Alphabet has several productivity products aimed at least in part at enterprises, including Drive, Hangouts, and Docs. Many of the acquisitions were early (pre-2011) and helped these products come into being, including Urchin Software (acquired in 2005), which became Google Analytics, and Writely (acquired in 2006), which fed into documents. Virtual assistants like Google Now might be enhanced through the recent acquisitions of Timeful (artificial intelligence) and Emu (natural language processing), technologies that could help create smart scheduling features. Alphabet could also be trying to enter the mobile enterprise market with the acquisition of Divide, a company that allows employees to carry a single phone with a “work” mode and “personal” mode.


Google has also made acquisitions to bolster its Google Cloud Platform and help it compete effectively for users and app deployments with Amazon’s AWS Microsoft’s Azure, and other providers. In 2014, Google made 4 acquisitions on this front in the form of Stackdriver, Appurify, Zync Render, and Firebase.


While Google is heavily involved in healthcare through Google X, Calico, and its Life Sciences division, the company has made few disclosed healthcare acquisitions. The most recent was Lift Labs, a company that has developed a stabilizing spoon for people with neurodegenerative disorders like Parkinsons.

Healthcare is also a major investment area for the company’s venture arm, Google Ventures. They’ve invested in several different areas of healthcare, including insurance (Oscar), big data (Flatiron Health), and genomics (23andMe).


Google announced Android Pay almost directly after Apple announced Apple Pay. Google’s most notable payments acquisition was Softcard, a contactless NFC based mobile payments solution. originally a joint venture between AT&T, Verizon, and T-Mobile. In exchange, the carriers have agreed to pre-install Google payment apps on their phones.
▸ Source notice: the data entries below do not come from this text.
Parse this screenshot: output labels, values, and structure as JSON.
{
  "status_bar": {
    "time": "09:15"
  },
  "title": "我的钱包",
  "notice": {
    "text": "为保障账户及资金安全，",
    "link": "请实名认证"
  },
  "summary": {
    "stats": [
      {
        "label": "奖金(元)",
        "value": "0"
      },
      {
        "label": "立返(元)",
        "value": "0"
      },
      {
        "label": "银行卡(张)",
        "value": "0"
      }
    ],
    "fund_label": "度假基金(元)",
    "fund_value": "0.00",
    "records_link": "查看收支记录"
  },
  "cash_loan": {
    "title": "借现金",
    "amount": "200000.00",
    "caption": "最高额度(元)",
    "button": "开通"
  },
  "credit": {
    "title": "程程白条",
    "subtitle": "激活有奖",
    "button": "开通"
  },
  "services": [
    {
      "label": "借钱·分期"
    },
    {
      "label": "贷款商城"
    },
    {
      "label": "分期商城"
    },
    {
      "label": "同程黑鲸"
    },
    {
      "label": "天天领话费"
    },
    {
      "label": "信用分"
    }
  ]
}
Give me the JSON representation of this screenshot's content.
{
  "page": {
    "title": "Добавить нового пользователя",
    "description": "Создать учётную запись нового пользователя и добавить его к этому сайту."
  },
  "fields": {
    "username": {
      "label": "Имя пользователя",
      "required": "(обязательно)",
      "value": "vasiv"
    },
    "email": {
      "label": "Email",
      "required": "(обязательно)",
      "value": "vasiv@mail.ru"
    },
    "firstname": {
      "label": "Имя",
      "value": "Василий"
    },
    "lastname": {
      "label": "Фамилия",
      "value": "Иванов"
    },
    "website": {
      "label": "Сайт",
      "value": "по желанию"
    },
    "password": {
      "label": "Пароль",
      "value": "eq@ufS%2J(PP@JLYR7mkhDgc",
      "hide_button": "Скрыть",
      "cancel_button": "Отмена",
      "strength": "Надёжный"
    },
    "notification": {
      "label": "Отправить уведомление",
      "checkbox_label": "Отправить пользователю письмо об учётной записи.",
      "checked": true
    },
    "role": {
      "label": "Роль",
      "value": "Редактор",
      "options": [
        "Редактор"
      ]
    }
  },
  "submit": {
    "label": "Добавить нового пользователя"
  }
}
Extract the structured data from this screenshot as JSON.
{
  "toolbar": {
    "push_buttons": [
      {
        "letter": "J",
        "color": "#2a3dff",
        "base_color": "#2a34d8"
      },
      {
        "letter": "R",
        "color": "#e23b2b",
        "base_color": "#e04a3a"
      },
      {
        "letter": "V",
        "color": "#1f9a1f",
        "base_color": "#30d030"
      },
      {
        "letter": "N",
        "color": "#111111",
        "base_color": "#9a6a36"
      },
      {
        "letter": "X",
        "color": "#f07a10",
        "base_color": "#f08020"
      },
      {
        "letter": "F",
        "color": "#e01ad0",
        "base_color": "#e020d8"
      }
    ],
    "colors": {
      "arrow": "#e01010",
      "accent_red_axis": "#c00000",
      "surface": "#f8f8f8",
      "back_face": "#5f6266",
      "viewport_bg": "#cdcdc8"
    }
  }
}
However, it’s unclear whether the platform has gained any traction.Google has also invested in other areas of fintech, including digital currency, crowdfunding, and more recently insurance.


Alphabet has become directly involved in cell and internet services through projects like Project Fi, Google Fiber, and Project Loon. Google also bought satellite company Skybox Imaging and high-altitude drone company Titan Aerospace. Both are acquisitions that could have possible ramifications for providing connectivity to developing countries, without the need for expensive and logistically complex submarine or terrestrial infrastructure.


Read Full Post »

Older Posts »